Maintenance Technology October 2015 - (Page 30)

MACHINE SAFETY Select The Right Safety Logic System Understanding the complete spectrum of safety logic systems can help users specify the correct ones for particular applications. Edited by Jane Alexander Managing Editor MACHINE SAFETY SYSTEMS have evolved over decades from strictly hardwired systems, where safety and standard logic were always separate, to the multifaceted spectrum of newer programmable systems with varying levels of cost, complexity, and wiring methods. When designing safety into machinery, engineers need to ensure compliance with today's more-stringent standards, while also factoring in how safety will interplay with productivity to keep downtime to a minimum. They also should consider how flexible and scalable a safety system will be with expanding or evolving operations. Maintenance personnel-often armed with experience working on legacy equipment-need to help ensure that a new or upgraded safety system is designed to properly mitigate safety risks. Working together, engineering and maintenance departments face the challenge of determining which safety logic system is right for each application. Their goal is to select the best, most costeffective option that can ensure compliance, while maintaining optimal production capability and flexibility. Pivotal changes A combination of contemporary safety standards and advances in technologies has brought machinery safety to the connected, information-enabled state in which it now exists. The implementation of ISO 13849 and IEC 62061, and the withdrawal of EN 954-1 in 2011, ushered in a new era of safety 30 | MAINTENANCE TECHNOLOGY standards. EN 954-1 specified safetyfunction characteristics and performance categories, but it didn't require risk to be measured using quantitative calculation. Today's more rigorous standards require engineers to assess and document the reliability of a safety system by adding quantitative calculations to the design. This includes factors such as proving component reliability (mean time to dangerous failure) and common-cause failure fractions (design, wiring, and assembly issues that could cause system failure). As a result, these new standards allow a more methodical riskassessment process. When combined with the latest programmable safety technologies, machinery can achieve more predictable performance, greater reliability, and better return on investment. This is helping manufacturers improve the bottom line without losing sight of safety. Out with the old Compare a legacy safety system to the more advanced safety systems entering the market. The differences are night and day. Legacy safety systems consist of standard programmable logic controllers (PLC), with each input, logic, and output safety device hardwired. The significant amount of wiring involved in these systems makes installation more complex, resulting in longer startup times and more difficult system upgrades. Legacy systems also lack diagnostics. Consequently, troubleshooting takes more time OCTOBER 2015

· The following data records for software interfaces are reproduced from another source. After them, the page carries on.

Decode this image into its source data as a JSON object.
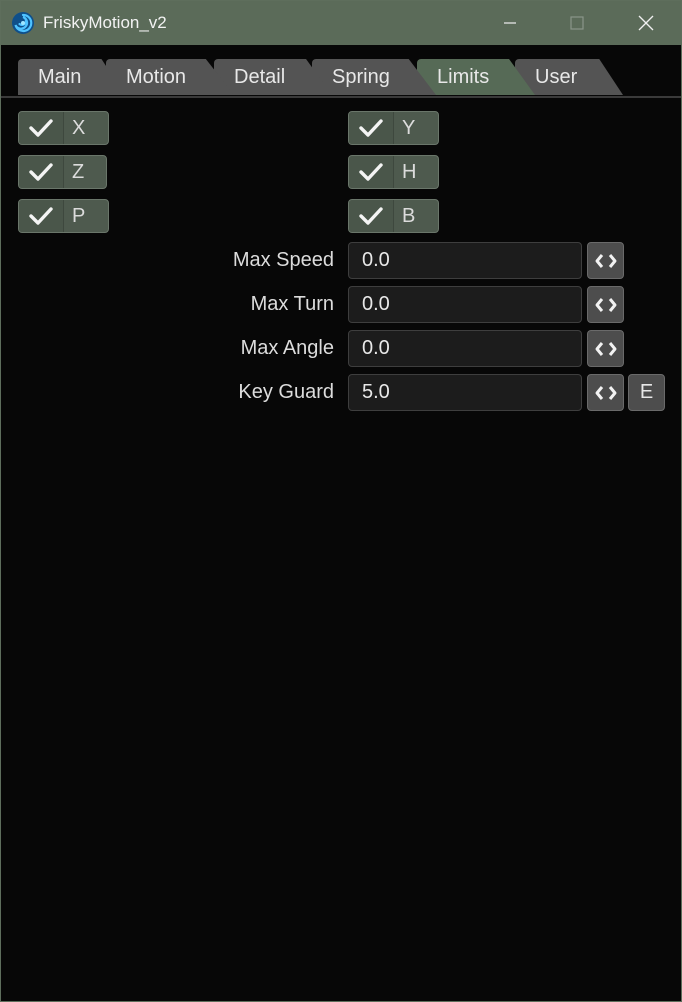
{
  "window": {
    "title": "FriskyMotion_v2"
  },
  "tabs": [
    {
      "label": "Main",
      "active": false
    },
    {
      "label": "Motion",
      "active": false
    },
    {
      "label": "Detail",
      "active": false
    },
    {
      "label": "Spring",
      "active": false
    },
    {
      "label": "Limits",
      "active": true
    },
    {
      "label": "User",
      "active": false
    }
  ],
  "axes": [
    {
      "label": "X",
      "checked": true
    },
    {
      "label": "Y",
      "checked": true
    },
    {
      "label": "Z",
      "checked": true
    },
    {
      "label": "H",
      "checked": true
    },
    {
      "label": "P",
      "checked": true
    },
    {
      "label": "B",
      "checked": true
    }
  ],
  "fields": [
    {
      "label": "Max Speed",
      "value": "0.0"
    },
    {
      "label": "Max Turn",
      "value": "0.0"
    },
    {
      "label": "Max Angle",
      "value": "0.0"
    },
    {
      "label": "Key Guard",
      "value": "5.0"
    }
  ],
  "envelope_button_label": "E",
  "icons": {
    "app": "spiral-app-icon",
    "check": "checkmark-icon",
    "envelope": "diamond-arrows-icon"
  },
  "colors": {
    "titlebar": "#5b6b59",
    "active_tab": "#566a56",
    "background": "#070707"
  }
}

Table of Contents for the Digital Edition of Maintenance Technology October 2015

My Take
For on the Floor
Industry News
Crushing Limestone with Reliability

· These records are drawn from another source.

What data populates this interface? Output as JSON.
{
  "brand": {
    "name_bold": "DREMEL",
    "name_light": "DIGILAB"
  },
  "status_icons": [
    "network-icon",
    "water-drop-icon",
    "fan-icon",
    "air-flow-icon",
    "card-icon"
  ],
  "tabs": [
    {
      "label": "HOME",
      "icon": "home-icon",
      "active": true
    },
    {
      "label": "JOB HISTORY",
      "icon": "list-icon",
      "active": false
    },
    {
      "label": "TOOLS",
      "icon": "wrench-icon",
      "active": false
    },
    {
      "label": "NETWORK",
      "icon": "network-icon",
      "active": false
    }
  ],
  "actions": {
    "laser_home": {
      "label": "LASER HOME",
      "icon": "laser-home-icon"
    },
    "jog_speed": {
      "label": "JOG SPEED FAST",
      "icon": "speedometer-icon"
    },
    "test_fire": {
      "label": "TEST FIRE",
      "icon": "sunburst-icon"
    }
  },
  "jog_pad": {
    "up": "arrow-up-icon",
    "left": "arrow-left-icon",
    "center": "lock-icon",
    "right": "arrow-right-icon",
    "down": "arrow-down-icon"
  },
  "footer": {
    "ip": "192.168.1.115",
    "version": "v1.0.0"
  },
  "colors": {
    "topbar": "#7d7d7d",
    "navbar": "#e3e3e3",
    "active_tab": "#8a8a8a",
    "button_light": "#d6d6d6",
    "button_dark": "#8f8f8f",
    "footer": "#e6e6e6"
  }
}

Choose Reliability or Cost Control
Get To The Root of the Cause
Select the Right Safety Logic System
Simple Purchasing Practices Incite Lubrication Failure
CMMS Upgrade Tips

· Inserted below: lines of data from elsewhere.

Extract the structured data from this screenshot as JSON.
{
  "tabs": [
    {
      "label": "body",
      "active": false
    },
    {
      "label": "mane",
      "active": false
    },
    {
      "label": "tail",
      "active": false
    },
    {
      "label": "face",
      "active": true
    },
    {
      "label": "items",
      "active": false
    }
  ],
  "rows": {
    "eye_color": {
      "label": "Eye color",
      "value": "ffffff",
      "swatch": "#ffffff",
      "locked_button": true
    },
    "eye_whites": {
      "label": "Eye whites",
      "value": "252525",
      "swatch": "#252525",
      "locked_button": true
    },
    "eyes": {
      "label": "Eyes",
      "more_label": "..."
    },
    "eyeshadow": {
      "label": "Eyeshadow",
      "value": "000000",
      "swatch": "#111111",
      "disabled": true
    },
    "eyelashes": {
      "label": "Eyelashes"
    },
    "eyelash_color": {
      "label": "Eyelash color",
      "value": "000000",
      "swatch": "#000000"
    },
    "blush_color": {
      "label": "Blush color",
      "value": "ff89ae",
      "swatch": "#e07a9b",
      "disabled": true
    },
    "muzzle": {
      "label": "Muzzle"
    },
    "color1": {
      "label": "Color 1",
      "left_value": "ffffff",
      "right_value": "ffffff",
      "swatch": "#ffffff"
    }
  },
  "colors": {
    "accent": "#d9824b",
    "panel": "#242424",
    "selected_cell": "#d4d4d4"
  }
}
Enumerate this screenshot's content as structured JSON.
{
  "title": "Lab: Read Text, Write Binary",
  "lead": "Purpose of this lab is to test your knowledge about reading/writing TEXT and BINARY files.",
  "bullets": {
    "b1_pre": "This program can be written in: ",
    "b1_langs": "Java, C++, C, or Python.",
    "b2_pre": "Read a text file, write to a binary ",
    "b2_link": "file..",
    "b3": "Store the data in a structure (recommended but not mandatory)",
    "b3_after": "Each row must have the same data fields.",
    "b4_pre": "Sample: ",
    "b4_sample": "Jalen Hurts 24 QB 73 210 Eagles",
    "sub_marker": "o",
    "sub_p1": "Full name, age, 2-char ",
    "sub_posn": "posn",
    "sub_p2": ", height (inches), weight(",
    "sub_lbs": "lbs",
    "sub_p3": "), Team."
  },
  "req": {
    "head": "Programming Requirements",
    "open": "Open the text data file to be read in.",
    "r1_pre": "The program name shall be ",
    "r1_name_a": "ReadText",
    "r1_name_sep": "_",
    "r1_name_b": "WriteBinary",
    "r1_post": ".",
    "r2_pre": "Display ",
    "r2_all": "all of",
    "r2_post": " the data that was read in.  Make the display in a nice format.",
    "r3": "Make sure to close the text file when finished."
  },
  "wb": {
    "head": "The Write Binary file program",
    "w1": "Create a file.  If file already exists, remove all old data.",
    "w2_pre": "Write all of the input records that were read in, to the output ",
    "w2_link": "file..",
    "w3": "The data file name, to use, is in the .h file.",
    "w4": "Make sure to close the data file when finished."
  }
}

Pump-Bearing Alignment
Lockout/Tagout Advice
Advancing Ergonomics
Ad Index

Maintenance Technology October 2015